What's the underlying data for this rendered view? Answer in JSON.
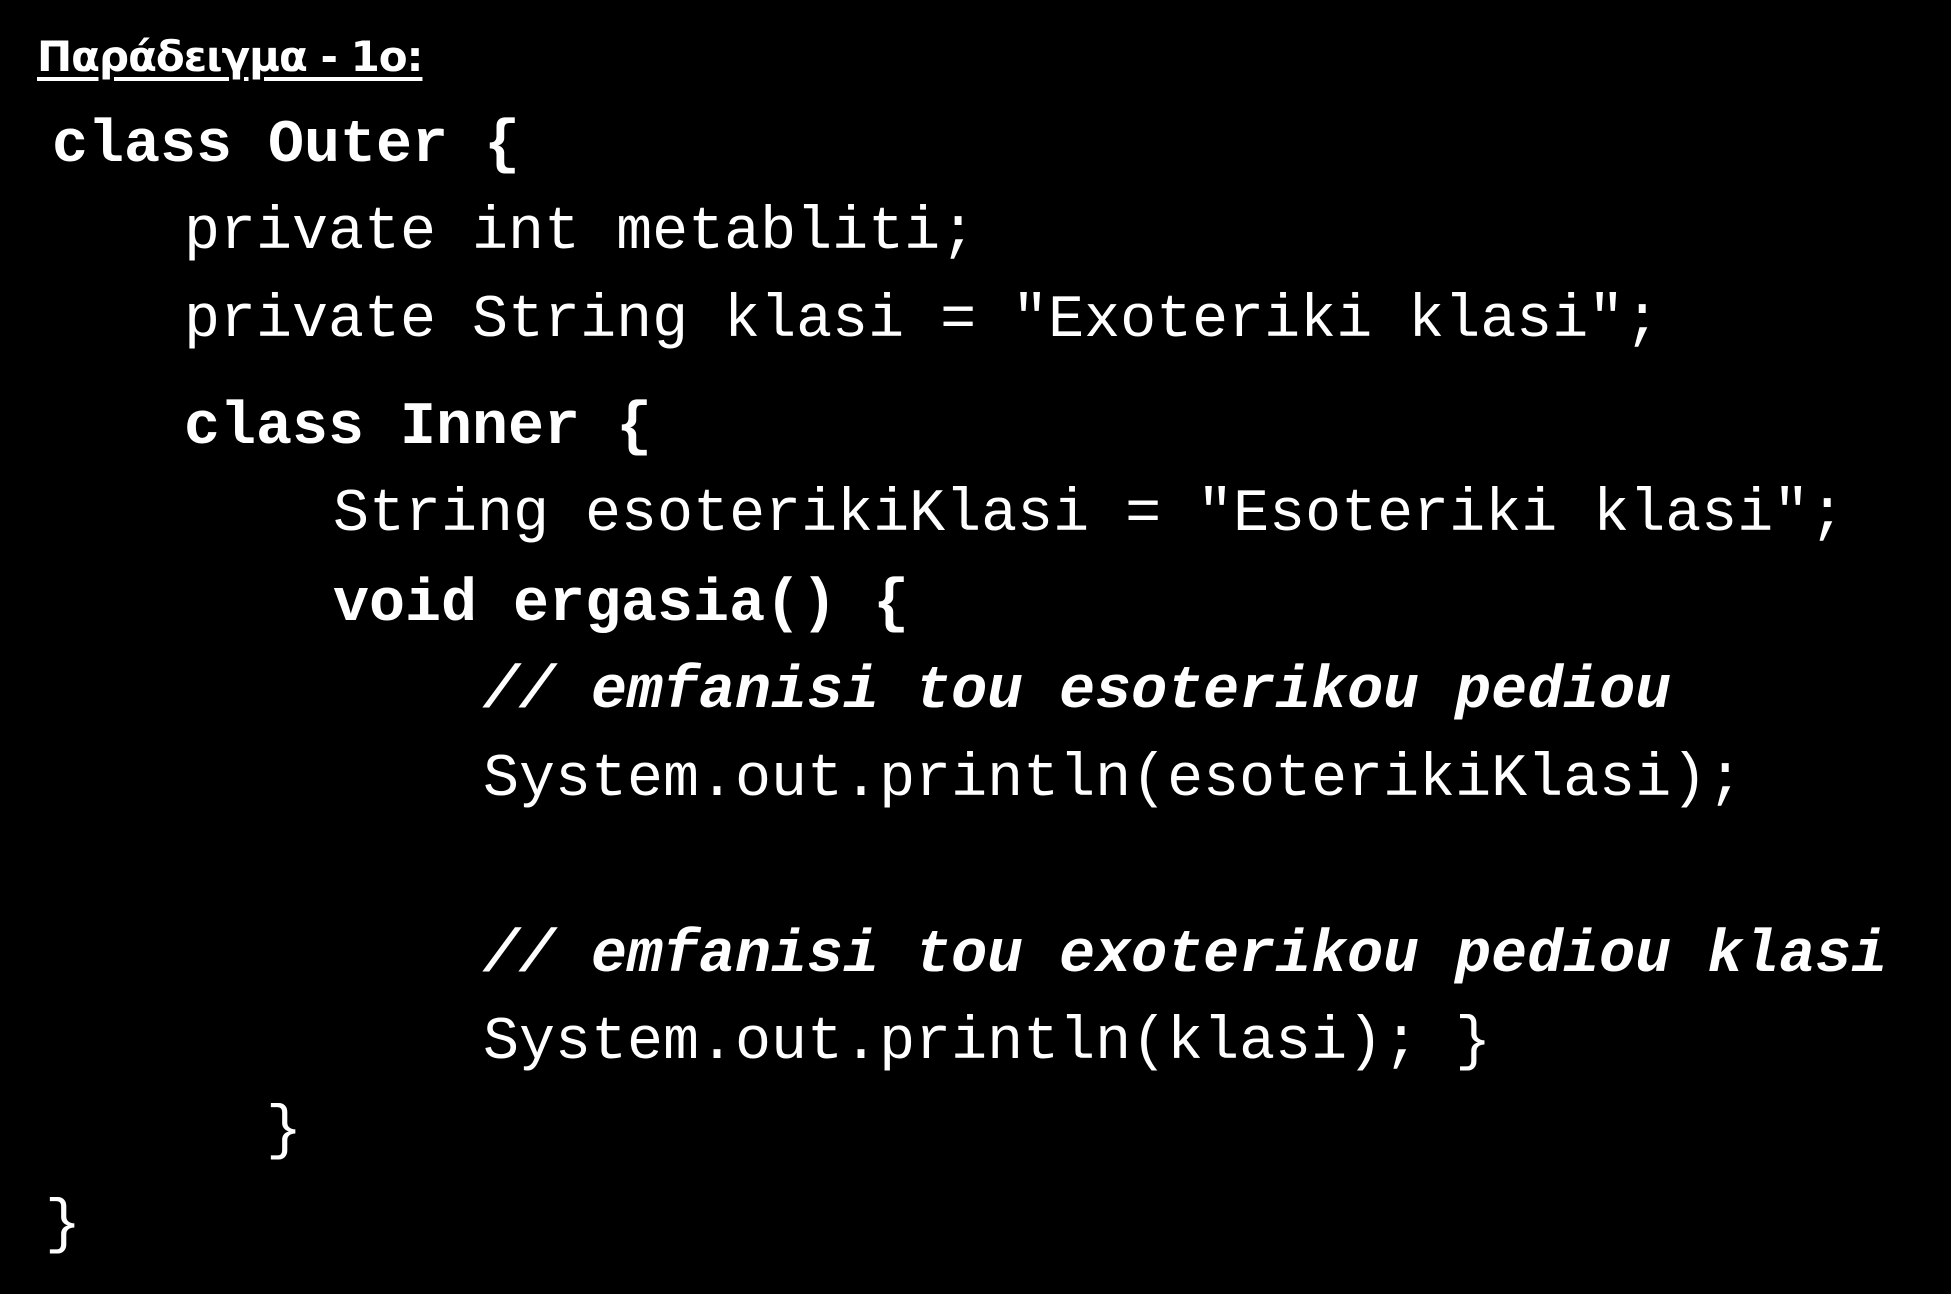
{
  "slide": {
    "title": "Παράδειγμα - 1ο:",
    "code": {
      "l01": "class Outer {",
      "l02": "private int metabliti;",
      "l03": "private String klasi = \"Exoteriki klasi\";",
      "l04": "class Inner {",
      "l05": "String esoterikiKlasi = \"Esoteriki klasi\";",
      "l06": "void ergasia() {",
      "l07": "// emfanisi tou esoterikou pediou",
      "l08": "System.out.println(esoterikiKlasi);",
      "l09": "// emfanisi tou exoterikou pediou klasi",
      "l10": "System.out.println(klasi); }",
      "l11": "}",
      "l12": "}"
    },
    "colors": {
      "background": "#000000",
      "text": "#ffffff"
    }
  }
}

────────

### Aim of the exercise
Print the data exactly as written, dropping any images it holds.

### Task response
What's the underlying data for this rendered view? Answer in JSON.
{
  "slide": {
    "title": "Παράδειγμα - 1ο:",
    "code": {
      "l01": "class Outer {",
      "l02": "private int metabliti;",
      "l03": "private String klasi = \"Exoteriki klasi\";",
      "l04": "class Inner {",
      "l05": "String esoterikiKlasi = \"Esoteriki klasi\";",
      "l06": "void ergasia() {",
      "l07": "// emfanisi tou esoterikou pediou",
      "l08": "System.out.println(esoterikiKlasi);",
      "l09": "// emfanisi tou exoterikou pediou klasi",
      "l10": "System.out.println(klasi); }",
      "l11": "}",
      "l12": "}"
    },
    "colors": {
      "background": "#000000",
      "text": "#ffffff"
    }
  }
}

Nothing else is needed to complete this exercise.